The North American Securities Administrators Association reports that in 2009, authorities issued more than 500 state securities enforcement actions that involved investments sold to the elderly. In 2010, that number more than doubled to over 1,200. State regulators think expect that number to continue to increase.
Scammers target the elderly via financial schemes such as investments promising extraordinary returns. According to experts, the elderly often have more savings than other demographic groups, and might suffer from mental or physical disabilities, making them more vulnerable.
Scam artists are not the only ones facing criminal complaints and cease-and-desist orders as a result of securities enforcement actions. Similar actions are being brought against companies that sell legitimate investment products to people, including the elderly, who are not ideal candidates for the products. One example is annuities with high surrender penalties if the investments are cashed out earlier than expected. Such investments are not suitable for many elderly people.
Financial scams resulted in a loss of nearly $3 billion for the elderly in 2010. One way to assist the elderly in avoiding such scams is to encourage them to sign up for the National Do Not Call Registry.
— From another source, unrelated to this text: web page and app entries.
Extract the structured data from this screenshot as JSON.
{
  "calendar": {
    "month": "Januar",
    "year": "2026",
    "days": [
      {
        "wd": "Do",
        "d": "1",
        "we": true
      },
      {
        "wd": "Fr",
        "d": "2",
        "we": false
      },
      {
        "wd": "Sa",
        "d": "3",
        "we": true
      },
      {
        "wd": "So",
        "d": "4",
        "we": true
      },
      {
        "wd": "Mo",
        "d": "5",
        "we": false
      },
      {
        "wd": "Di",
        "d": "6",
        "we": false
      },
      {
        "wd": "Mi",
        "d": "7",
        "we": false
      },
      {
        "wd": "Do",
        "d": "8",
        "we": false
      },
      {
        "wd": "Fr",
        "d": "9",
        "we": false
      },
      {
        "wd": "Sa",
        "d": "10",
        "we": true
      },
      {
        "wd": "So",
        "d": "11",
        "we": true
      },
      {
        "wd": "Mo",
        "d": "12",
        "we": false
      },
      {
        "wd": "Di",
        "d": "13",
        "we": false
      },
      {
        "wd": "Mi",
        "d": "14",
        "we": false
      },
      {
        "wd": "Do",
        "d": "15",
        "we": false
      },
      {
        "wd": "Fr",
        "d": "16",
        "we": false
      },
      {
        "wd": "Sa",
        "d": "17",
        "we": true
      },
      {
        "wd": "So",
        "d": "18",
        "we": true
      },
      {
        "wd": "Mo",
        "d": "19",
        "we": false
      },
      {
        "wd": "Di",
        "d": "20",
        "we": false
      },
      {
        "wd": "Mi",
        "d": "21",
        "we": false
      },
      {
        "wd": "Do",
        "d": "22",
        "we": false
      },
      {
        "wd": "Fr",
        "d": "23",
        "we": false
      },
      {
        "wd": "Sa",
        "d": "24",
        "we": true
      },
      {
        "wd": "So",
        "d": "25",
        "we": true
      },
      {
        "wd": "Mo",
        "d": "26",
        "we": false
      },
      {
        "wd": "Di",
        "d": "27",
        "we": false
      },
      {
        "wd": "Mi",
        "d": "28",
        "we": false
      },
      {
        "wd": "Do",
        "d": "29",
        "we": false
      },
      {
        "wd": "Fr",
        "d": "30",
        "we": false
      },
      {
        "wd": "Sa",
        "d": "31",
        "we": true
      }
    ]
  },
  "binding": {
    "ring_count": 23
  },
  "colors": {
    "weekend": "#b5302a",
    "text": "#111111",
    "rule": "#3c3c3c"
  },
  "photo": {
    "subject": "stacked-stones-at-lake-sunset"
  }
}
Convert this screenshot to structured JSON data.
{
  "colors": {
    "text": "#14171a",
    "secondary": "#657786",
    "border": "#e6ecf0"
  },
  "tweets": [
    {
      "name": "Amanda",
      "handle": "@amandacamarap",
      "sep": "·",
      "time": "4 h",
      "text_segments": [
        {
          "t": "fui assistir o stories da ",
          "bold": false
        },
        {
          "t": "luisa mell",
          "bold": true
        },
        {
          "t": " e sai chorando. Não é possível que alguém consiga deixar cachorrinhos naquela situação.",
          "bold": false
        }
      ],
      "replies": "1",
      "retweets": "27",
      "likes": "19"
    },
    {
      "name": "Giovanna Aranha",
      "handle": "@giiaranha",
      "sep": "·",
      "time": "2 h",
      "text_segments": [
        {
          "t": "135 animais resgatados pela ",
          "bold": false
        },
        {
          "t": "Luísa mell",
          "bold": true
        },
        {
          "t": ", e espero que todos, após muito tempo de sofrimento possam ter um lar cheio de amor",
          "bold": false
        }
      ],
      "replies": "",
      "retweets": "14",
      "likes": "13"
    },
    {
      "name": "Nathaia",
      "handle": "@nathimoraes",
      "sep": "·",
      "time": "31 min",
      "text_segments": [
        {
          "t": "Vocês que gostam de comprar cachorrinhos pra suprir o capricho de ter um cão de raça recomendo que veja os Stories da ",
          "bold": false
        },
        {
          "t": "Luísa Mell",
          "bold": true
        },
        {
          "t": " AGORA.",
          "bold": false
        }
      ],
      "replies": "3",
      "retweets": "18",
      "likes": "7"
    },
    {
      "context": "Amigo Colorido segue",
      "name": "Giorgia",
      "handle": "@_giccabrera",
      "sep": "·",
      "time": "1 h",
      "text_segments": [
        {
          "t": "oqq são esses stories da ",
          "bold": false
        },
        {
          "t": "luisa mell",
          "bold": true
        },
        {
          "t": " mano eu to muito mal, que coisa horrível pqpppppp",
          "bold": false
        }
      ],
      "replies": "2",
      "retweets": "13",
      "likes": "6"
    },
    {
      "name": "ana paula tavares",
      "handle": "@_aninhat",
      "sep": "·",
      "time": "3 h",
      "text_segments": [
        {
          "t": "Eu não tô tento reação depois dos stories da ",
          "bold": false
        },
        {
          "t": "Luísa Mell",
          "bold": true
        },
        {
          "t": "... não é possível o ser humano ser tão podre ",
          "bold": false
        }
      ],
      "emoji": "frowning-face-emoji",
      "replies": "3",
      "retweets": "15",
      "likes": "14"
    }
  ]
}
Other options include setting up a guardianship, which gives a competent adult legal authority to act on behalf of their elder family member.
Source: The Wall Street Journal, "Financial Scammers Prey on Seniors," Anne Tergesen, April 7, 2012